*** Opening of Records provided ***
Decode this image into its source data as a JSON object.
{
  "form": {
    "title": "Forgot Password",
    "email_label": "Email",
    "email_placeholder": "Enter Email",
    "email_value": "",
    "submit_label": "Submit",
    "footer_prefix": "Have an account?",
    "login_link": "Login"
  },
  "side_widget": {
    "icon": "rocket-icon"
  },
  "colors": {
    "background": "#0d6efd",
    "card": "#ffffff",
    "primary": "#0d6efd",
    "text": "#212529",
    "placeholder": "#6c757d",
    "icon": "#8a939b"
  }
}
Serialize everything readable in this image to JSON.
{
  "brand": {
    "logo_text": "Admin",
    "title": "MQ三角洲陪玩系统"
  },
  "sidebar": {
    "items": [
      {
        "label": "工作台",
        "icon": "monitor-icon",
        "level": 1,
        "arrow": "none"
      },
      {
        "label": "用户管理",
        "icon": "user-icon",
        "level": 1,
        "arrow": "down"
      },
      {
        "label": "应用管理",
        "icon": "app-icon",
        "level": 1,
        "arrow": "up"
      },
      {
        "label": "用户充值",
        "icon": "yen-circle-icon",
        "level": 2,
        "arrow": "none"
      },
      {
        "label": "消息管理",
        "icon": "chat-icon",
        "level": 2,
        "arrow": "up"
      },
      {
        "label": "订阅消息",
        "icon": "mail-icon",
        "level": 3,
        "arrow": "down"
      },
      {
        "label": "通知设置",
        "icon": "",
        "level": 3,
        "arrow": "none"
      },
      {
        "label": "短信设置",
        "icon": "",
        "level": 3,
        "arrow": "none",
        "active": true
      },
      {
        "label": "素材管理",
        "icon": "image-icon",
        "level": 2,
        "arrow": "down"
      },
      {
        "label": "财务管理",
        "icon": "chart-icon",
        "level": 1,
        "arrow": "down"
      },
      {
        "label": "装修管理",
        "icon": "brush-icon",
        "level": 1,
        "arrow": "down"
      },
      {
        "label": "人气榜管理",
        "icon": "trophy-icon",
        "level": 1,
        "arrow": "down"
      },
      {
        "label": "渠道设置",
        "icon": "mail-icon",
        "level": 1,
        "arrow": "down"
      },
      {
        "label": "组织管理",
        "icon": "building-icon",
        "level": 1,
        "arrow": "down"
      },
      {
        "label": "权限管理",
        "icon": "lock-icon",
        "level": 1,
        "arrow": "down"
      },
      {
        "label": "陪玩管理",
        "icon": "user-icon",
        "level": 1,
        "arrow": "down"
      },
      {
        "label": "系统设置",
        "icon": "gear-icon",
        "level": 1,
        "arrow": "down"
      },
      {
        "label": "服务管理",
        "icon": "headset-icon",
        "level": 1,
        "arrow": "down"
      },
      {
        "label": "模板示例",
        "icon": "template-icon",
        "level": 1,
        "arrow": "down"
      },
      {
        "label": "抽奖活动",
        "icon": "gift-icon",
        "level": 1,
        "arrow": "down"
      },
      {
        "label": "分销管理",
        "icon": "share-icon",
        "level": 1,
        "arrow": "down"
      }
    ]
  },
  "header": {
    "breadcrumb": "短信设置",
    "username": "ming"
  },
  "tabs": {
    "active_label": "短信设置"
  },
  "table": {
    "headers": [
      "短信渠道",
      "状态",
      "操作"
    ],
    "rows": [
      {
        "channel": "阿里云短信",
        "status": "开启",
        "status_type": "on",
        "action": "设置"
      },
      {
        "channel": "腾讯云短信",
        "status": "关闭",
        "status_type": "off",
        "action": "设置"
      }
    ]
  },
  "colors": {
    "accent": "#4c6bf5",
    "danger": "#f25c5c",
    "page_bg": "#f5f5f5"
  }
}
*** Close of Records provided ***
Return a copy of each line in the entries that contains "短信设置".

■ Answer space
        "label": "短信设置",
    "breadcrumb": "短信设置",
    "active_label": "短信设置"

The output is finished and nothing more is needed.